The response was not delight. The prime minister garnered a good load of sympathy by asking what God had done to deserve such earthly representatives. The head of the Church rushed to declare that neither he nor the Church had anything to do with the bishops’ shameful performance. In one analysis Sonja Pavlović characterized the overreaching of the bishops, following on a series of scandals involving shenanigans of all kinds in the Church, as a “death blow for the extreme right.” Meanwhile the satirists at had “hooligans abandoning the meeting in terror” following the bishops’ addresses.
There was a time in Serbia when hatred and fear provided a pretty reliable recipe for political success. It’s not working anymore, once people have been offered a chance for peaceful settlement and a bit of hope. The politicians who decline to learn the new rules can look forward to a long and well deserved sojourn in the wilderness.

Then this week in Bosnia citizens began making their point again. The catalyst was the health of Belmina Ibrišević, a three-month old girl urgently requiring medical treatment that is only available abroad. But she could not get it, why? Because she could not get a passport or an official medical record, why? Because the representatives of the two entities that make up the state have been unable to agree over control of the issuance of identity documents to new citizens, and have not issued these documents since February. First citizens in Sarajevo came to protest at the parliament, eventually surrounding the building with a human chain and telling the parliamentarians inside that they would be let out of the building until they resolve the problem. The parliament responded with a “temporary solution” that would allow an ID number to be issued to the baby girl in question. The protestors rejected the move and demanded that the parliament agree on a way for the state to accomplish the simplest and most essential job it has.
With dramatic exceptions, among them the chair of the Council of Ministers Vjekoslav Bevanda who surrounded himself with bodyguards and muscled himself out of the building to a waiting car, smacking concerned citizens out of the way, a good number of the parliamentarians were willing to comply with the protestors’ demands, particularly as groups of celebrities, artists, athletes and Sarajevo’s mayor came by to support the protest. A more dramatic exception was provided by a group of RS deputies, loudest among them Aleksandra Pandurević, who claimed (falsely) that the protest was aggressive and directed against Serbs, and who sought guarantees of security and armed escorts to get them away from their workplace. A group of special forces police made their way over from RS but thankfully any potentially awful incident that could involve them was avoided. Pandurević herself, together with her colleagues who claimed to be threatened, were ridiculed universally, by people of all nationalities in both entities.
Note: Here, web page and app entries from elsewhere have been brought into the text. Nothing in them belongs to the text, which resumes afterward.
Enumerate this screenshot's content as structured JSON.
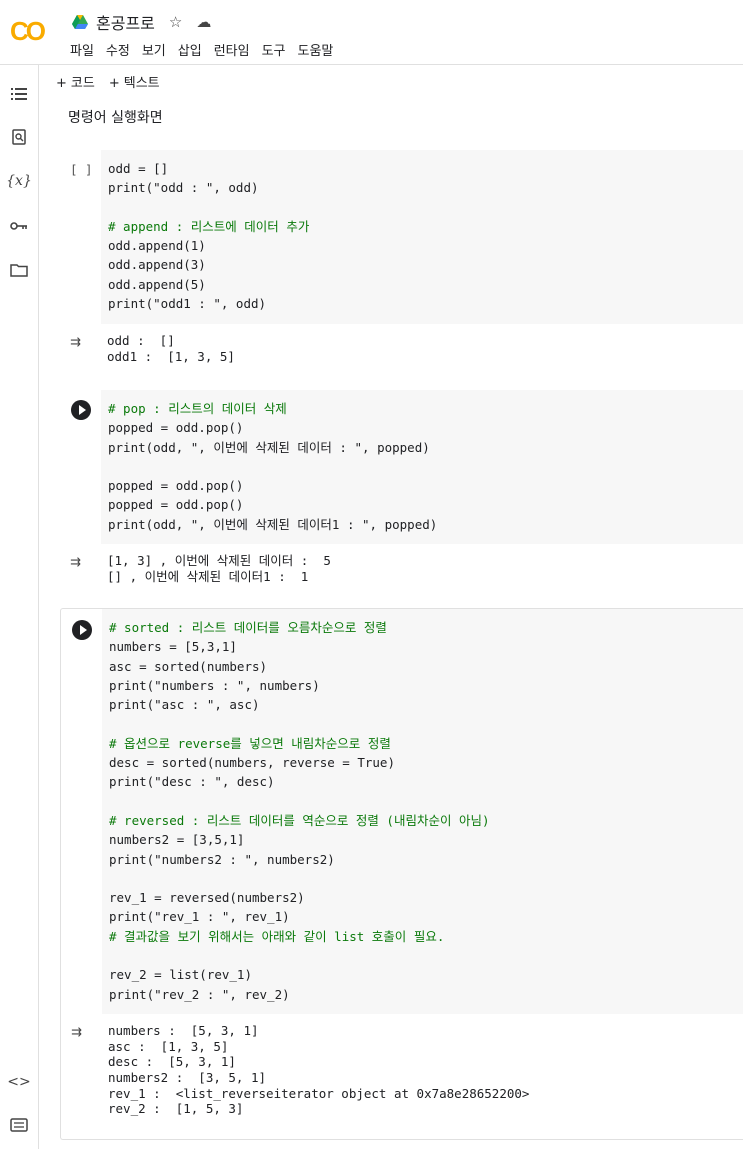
{
  "app": {
    "logo": "CO",
    "title": "혼공프로",
    "menu": [
      "파일",
      "수정",
      "보기",
      "삽입",
      "런타임",
      "도구",
      "도움말"
    ]
  },
  "toolbar": {
    "add_code": "코드",
    "add_text": "텍스트"
  },
  "text_cell": "명령어 실행화면",
  "cells": [
    {
      "run_label": "[ ]",
      "code": [
        "odd = []",
        "print(\"odd : \", odd)",
        "",
        "# append : 리스트에 데이터 추가",
        "odd.append(1)",
        "odd.append(3)",
        "odd.append(5)",
        "print(\"odd1 : \", odd)"
      ],
      "output": [
        "odd :  []",
        "odd1 :  [1, 3, 5]"
      ]
    },
    {
      "run_label": "",
      "code": [
        "# pop : 리스트의 데이터 삭제",
        "popped = odd.pop()",
        "print(odd, \", 이번에 삭제된 데이터 : \", popped)",
        "",
        "popped = odd.pop()",
        "popped = odd.pop()",
        "print(odd, \", 이번에 삭제된 데이터1 : \", popped)"
      ],
      "output": [
        "[1, 3] , 이번에 삭제된 데이터 :  5",
        "[] , 이번에 삭제된 데이터1 :  1"
      ]
    },
    {
      "run_label": "",
      "code": [
        "# sorted : 리스트 데이터를 오름차순으로 정렬",
        "numbers = [5,3,1]",
        "asc = sorted(numbers)",
        "print(\"numbers : \", numbers)",
        "print(\"asc : \", asc)",
        "",
        "# 옵션으로 reverse를 넣으면 내림차순으로 정렬",
        "desc = sorted(numbers, reverse = True)",
        "print(\"desc : \", desc)",
        "",
        "# reversed : 리스트 데이터를 역순으로 정렬 (내림차순이 아님)",
        "numbers2 = [3,5,1]",
        "print(\"numbers2 : \", numbers2)",
        "",
        "rev_1 = reversed(numbers2)",
        "print(\"rev_1 : \", rev_1)",
        "# 결과값을 보기 위해서는 아래와 같이 list 호출이 필요.",
        "",
        "rev_2 = list(rev_1)",
        "print(\"rev_2 : \", rev_2)"
      ],
      "output": [
        "numbers :  [5, 3, 1]",
        "asc :  [1, 3, 5]",
        "desc :  [5, 3, 1]",
        "numbers2 :  [3, 5, 1]",
        "rev_1 :  <list_reverseiterator object at 0x7a8e28652200>",
        "rev_2 :  [1, 5, 3]"
      ]
    }
  ]
}
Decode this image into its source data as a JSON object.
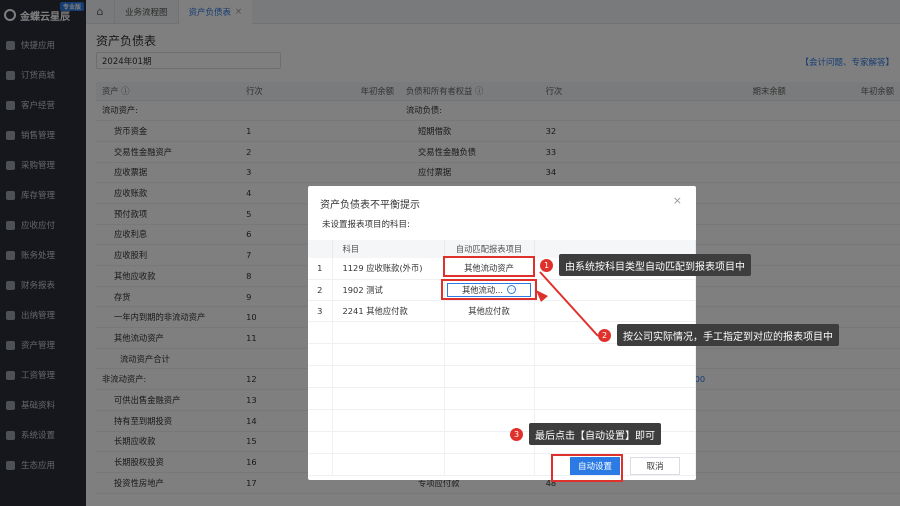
{
  "app": {
    "brand_name": "金蝶云星辰",
    "brand_badge": "专业版"
  },
  "sidebar": {
    "items": [
      {
        "label": "快捷应用",
        "icon": "grid-icon"
      },
      {
        "label": "订货商城",
        "icon": "store-icon"
      },
      {
        "label": "客户经营",
        "icon": "customer-icon"
      },
      {
        "label": "销售管理",
        "icon": "sales-icon"
      },
      {
        "label": "采购管理",
        "icon": "cart-icon"
      },
      {
        "label": "库存管理",
        "icon": "box-icon"
      },
      {
        "label": "应收应付",
        "icon": "money-icon"
      },
      {
        "label": "账务处理",
        "icon": "ledger-icon"
      },
      {
        "label": "财务报表",
        "icon": "report-icon"
      },
      {
        "label": "出纳管理",
        "icon": "cashier-icon"
      },
      {
        "label": "资产管理",
        "icon": "asset-icon"
      },
      {
        "label": "工资管理",
        "icon": "salary-icon"
      },
      {
        "label": "基础资料",
        "icon": "data-icon"
      },
      {
        "label": "系统设置",
        "icon": "settings-icon"
      },
      {
        "label": "生态应用",
        "icon": "apps-icon"
      }
    ]
  },
  "tabs": [
    {
      "label": "业务流程图"
    },
    {
      "label": "资产负债表",
      "close": "×"
    }
  ],
  "page": {
    "title": "资产负债表",
    "period": "2024年01期",
    "help_links": "【会计问题、专家解答】"
  },
  "table": {
    "headers": [
      "资产 ⓘ",
      "行次",
      "年初余额",
      "负债和所有者权益 ⓘ",
      "行次",
      "期末余额",
      "年初余额"
    ],
    "rows": [
      {
        "a": "流动资产:",
        "an": "",
        "l": "流动负债:",
        "ln": ""
      },
      {
        "a": "货币资金",
        "an": "1",
        "l": "短期借款",
        "ln": "32"
      },
      {
        "a": "交易性金融资产",
        "an": "2",
        "l": "交易性金融负债",
        "ln": "33"
      },
      {
        "a": "应收票据",
        "an": "3",
        "l": "应付票据",
        "ln": "34"
      },
      {
        "a": "应收账款",
        "an": "4",
        "l": "",
        "ln": ""
      },
      {
        "a": "预付款项",
        "an": "5",
        "l": "",
        "ln": ""
      },
      {
        "a": "应收利息",
        "an": "6",
        "l": "",
        "ln": ""
      },
      {
        "a": "应收股利",
        "an": "7",
        "l": "",
        "ln": ""
      },
      {
        "a": "其他应收款",
        "an": "8",
        "l": "",
        "ln": ""
      },
      {
        "a": "存货",
        "an": "9",
        "l": "",
        "ln": ""
      },
      {
        "a": "一年内到期的非流动资产",
        "an": "10",
        "l": "",
        "ln": ""
      },
      {
        "a": "其他流动资产",
        "an": "11",
        "l": "",
        "ln": ""
      },
      {
        "a": "流动资产合计",
        "an": "",
        "l": "",
        "ln": ""
      },
      {
        "a": "非流动资产:",
        "an": "12",
        "l": "",
        "ln": ""
      },
      {
        "a": "可供出售金融资产",
        "an": "13",
        "l": "",
        "ln": ""
      },
      {
        "a": "持有至到期投资",
        "an": "14",
        "l": "",
        "ln": ""
      },
      {
        "a": "长期应收款",
        "an": "15",
        "l": "",
        "ln": ""
      },
      {
        "a": "长期股权投资",
        "an": "16",
        "l": "",
        "ln": ""
      },
      {
        "a": "投资性房地产",
        "an": "17",
        "l": "专项应付款",
        "ln": "48"
      }
    ],
    "partial_value": ".00"
  },
  "dialog": {
    "title": "资产负债表不平衡提示",
    "close": "×",
    "subtitle": "未设置报表项目的科目:",
    "col_subject": "科目",
    "col_match": "自动匹配报表项目",
    "rows": [
      {
        "no": "1",
        "subject": "1129 应收账款(外币)",
        "match": "其他流动资产"
      },
      {
        "no": "2",
        "subject": "1902 测试",
        "match": "其他流动..."
      },
      {
        "no": "3",
        "subject": "2241 其他应付款",
        "match": "其他应付款"
      }
    ],
    "more_icon": "⋯",
    "btn_auto": "自动设置",
    "btn_cancel": "取消"
  },
  "annotations": [
    {
      "num": "1",
      "text": "由系统按科目类型自动匹配到报表项目中"
    },
    {
      "num": "2",
      "text": "按公司实际情况，手工指定到对应的报表项目中"
    },
    {
      "num": "3",
      "text": "最后点击【自动设置】即可"
    }
  ],
  "colors": {
    "sidebar_bg": "#2b2f3a",
    "accent": "#2c7be5",
    "annotation_red": "#e0302b",
    "callout_bg": "#3d3d3d"
  }
}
Again, real interests were at stake. Nobody was prepared to believe that an expression of disgust at an entitled political class unprepared to protect (or even officially acknowledge) the state’s youngest citizens was anything other than what it was. The effort to turn it into a national incident failed.

If the old days ever were what they appeared to be, they are over now. The national game is up. When it worked it produced a generation of politicians who believed that firing up resentment and fear would give them a permanent hold on power. It’s ringing hollow and their permanent mark is fading. They have become objects of ridicule. They’re over.